BEGIN

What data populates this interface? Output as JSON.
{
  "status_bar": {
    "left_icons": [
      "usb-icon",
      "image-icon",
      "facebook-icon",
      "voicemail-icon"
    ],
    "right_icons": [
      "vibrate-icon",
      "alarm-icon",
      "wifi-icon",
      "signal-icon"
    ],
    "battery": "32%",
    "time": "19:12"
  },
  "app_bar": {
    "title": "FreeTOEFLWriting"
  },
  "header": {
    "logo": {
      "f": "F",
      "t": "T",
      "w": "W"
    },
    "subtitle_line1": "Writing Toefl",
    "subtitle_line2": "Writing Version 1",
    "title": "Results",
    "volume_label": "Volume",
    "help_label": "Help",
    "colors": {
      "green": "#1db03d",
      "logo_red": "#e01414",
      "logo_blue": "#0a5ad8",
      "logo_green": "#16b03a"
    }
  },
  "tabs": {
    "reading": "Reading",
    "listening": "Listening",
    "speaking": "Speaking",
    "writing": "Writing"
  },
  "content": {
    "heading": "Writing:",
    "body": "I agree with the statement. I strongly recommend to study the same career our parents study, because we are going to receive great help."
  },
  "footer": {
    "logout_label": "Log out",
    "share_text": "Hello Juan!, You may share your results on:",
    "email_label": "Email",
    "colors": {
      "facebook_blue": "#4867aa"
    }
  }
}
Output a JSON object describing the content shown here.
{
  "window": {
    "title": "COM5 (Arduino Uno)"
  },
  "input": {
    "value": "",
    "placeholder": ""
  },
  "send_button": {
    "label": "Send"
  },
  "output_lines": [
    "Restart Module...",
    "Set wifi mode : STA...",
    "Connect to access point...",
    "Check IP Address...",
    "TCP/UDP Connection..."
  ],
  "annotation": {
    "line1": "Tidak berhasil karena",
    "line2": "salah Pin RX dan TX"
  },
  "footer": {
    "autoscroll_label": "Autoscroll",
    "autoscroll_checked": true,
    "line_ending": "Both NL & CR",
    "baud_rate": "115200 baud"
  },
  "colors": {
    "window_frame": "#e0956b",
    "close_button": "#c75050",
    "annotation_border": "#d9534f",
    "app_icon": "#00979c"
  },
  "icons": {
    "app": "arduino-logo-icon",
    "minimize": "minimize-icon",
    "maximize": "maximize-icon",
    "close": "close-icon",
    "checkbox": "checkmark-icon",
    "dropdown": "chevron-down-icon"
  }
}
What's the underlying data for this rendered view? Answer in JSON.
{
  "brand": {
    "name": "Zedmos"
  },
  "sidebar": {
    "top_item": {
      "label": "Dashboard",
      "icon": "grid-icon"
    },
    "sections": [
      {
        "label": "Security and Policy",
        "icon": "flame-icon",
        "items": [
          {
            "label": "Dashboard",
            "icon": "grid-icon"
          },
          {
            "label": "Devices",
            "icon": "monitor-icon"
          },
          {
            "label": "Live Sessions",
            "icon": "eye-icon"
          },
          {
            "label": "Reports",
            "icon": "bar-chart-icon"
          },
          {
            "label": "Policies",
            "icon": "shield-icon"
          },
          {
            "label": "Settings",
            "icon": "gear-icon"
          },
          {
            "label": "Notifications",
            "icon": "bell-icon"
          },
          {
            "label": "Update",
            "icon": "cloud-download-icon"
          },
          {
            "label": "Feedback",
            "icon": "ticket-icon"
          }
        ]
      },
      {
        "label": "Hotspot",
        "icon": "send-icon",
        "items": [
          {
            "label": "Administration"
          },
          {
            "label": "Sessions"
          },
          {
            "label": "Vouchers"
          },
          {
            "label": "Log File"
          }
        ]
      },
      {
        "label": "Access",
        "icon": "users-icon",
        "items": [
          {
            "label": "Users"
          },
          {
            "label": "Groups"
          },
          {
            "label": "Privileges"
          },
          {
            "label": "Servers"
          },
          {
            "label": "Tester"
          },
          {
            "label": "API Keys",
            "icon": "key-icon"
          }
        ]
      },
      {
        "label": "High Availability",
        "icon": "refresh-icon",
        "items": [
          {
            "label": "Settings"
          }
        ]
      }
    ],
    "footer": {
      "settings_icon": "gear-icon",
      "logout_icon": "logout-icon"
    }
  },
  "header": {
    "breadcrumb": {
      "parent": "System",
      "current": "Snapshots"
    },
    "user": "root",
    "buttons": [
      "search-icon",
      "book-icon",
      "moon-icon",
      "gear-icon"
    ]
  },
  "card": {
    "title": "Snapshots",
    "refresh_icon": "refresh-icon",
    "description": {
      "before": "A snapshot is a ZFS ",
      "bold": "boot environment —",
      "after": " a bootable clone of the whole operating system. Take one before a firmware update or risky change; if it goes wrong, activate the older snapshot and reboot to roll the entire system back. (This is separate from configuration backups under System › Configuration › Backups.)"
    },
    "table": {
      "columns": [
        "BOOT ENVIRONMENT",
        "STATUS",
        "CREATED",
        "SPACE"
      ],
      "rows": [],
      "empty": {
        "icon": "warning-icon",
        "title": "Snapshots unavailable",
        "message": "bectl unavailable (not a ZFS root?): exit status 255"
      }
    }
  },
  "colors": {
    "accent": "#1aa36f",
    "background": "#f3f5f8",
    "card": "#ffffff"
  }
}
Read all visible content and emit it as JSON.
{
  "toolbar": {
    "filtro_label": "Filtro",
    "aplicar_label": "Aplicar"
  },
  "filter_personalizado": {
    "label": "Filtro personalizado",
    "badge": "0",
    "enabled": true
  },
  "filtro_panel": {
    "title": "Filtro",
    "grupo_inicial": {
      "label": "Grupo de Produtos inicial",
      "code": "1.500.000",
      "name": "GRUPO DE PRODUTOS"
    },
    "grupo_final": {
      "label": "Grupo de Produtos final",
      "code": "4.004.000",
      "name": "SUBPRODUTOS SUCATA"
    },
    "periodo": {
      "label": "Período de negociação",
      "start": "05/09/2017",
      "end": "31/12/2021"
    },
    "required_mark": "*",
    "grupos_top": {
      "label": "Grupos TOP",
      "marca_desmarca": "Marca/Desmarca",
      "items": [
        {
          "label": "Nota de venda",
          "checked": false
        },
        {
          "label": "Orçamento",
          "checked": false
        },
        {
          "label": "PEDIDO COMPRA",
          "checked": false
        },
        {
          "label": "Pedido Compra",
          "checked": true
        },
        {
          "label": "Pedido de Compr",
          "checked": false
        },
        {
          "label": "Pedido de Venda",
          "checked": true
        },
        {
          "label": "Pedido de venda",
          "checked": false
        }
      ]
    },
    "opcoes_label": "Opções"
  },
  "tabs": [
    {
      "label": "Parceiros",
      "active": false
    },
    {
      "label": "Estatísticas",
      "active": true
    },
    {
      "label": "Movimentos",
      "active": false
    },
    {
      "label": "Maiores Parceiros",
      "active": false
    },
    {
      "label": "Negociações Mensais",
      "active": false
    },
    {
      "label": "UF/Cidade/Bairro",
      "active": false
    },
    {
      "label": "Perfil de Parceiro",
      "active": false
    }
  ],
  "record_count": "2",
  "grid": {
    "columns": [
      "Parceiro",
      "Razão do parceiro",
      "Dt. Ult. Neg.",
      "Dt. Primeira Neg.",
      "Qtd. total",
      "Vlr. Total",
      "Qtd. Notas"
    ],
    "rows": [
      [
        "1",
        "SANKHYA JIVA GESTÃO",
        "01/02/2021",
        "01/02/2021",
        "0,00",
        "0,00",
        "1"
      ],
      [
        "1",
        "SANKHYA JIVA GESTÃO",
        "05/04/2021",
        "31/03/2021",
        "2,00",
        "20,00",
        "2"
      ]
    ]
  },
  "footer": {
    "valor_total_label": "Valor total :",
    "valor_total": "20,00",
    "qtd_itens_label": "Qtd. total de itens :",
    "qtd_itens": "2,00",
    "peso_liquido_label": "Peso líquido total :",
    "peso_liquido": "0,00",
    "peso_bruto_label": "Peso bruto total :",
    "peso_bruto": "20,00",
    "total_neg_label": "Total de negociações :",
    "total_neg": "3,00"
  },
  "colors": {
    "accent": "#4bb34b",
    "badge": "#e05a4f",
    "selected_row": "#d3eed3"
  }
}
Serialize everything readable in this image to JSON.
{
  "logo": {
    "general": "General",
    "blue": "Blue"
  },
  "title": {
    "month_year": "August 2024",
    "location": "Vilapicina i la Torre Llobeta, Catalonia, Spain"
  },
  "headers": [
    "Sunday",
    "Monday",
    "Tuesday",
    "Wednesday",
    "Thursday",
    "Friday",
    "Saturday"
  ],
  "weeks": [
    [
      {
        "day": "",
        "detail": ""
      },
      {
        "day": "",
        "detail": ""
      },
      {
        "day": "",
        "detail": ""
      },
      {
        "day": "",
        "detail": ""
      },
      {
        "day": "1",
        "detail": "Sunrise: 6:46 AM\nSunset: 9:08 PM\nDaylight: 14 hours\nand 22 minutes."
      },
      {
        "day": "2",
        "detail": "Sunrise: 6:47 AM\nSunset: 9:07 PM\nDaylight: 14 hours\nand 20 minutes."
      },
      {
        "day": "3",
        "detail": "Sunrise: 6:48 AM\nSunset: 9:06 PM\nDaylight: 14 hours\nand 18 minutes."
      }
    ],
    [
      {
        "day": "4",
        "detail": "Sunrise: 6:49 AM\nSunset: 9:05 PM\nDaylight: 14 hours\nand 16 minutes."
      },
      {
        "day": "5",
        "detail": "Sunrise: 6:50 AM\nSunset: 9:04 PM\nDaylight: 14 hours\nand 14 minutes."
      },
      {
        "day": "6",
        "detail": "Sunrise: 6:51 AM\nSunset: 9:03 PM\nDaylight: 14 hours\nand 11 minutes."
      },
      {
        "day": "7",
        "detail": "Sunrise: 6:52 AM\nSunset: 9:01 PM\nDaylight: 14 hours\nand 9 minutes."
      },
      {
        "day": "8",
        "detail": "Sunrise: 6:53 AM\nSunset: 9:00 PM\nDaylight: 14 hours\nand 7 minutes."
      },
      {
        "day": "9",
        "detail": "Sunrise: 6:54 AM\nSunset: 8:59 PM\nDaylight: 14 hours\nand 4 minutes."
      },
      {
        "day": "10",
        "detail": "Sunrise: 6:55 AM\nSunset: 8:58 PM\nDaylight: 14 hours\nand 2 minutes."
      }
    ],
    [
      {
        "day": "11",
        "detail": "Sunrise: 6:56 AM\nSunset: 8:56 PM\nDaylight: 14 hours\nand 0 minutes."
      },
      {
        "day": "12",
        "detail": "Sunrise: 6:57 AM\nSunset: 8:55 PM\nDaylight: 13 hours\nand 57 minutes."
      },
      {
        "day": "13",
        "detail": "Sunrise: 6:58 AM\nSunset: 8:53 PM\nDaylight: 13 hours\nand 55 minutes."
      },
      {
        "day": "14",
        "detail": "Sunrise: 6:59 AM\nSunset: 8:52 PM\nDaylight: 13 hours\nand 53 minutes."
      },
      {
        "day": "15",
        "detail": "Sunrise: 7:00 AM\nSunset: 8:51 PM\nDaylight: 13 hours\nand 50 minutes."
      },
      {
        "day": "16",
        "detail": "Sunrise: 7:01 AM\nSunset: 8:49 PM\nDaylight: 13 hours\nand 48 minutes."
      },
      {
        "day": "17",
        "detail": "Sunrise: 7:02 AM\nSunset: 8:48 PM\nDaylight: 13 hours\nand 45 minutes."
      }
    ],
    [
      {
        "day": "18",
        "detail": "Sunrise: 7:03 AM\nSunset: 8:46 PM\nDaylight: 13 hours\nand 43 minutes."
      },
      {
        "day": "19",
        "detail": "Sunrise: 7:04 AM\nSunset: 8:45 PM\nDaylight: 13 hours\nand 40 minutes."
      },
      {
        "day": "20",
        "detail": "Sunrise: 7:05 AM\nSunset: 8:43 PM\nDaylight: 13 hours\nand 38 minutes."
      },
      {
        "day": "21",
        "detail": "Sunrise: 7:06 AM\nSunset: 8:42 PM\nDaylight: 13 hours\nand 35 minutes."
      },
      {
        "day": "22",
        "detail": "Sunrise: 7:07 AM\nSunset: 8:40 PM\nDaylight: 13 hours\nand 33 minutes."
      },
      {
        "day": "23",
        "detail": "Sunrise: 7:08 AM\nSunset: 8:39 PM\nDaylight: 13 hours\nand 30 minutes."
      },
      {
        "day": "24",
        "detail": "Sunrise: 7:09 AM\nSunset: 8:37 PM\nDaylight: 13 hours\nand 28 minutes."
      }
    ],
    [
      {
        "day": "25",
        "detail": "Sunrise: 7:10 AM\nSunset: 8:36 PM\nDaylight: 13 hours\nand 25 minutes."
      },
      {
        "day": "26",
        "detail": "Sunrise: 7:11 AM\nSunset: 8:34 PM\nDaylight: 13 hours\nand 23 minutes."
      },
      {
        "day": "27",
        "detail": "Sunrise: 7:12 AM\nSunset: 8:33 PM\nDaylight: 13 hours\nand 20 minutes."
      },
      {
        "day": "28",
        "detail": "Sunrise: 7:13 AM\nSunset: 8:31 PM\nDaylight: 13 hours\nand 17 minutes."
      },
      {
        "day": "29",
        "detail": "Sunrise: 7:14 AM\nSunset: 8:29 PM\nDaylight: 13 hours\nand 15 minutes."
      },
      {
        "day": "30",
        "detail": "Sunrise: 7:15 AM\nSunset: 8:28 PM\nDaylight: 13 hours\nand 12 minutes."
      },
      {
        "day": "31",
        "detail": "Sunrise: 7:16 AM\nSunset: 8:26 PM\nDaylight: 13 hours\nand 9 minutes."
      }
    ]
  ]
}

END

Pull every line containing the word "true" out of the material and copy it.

ANSWER TO THIS PROBLEM →
    "autoscroll_checked": true,
    "enabled": true
          "checked": true
          "checked": true
      "active": true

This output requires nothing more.